21 October 2010
Thursday 21 Oct 2010, 11:00 - 12:00, Verdon-Smith room, IAS, First Floor, Royal Fort House
Abstract: Menopause, or post-reproductive survival, is absent in non-human primates and rare among mammals. From an evolutionary perspective, it is anomalous because post-reproductive survival reduces consumption for current offsprings without producing future offspring. This talk suggests a theory of menopause in humans based on human intelligence. Unlike other mammals, humans understand the reproductive process. Since child bearing and rearing is individually costly and more costly for mothers than fathers, mothers will choose to delay childbearing.
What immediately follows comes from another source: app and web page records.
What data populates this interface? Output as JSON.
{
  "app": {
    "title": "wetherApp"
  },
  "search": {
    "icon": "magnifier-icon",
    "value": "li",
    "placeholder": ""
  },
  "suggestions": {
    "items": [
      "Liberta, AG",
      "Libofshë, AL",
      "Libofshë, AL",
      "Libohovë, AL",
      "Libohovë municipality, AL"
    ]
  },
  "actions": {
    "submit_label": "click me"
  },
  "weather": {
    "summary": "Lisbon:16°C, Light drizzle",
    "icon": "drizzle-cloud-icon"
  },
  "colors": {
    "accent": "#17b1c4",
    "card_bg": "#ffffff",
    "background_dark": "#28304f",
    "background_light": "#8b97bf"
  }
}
As aging reduces the health of the mother, delay in child bearing will reduce the fitness of the child. Menopause raises the cost of delay to the mother and mothers will choose to have their children earlier than otherwise. Non-intelligent mammals cannot choose to delay childbearing to purposefully delay their individual childbearing and rearing costs. Thus menopause is redundant for non-intelligent mammals. The theory implies that menopause developed in humans or non-modern humans after they became intelligent.
In addition to this research student seminar, Professor Siow will also present a seminar on Estimating Sibling Peer Effects in Schooling Attainment in the Department of Economics and a paper, Large Shocks and Small Changes in the Marriage Market for Famine Born Cohorts in China, as part of the Sex Selection and Parental Investment conference organised by Sonia Bhalotra, Professor of Economics, Centre for Market and Public Organisation.
For a short biography on Professor Siow and details of his visit, please contact Professor Bhalotra or see: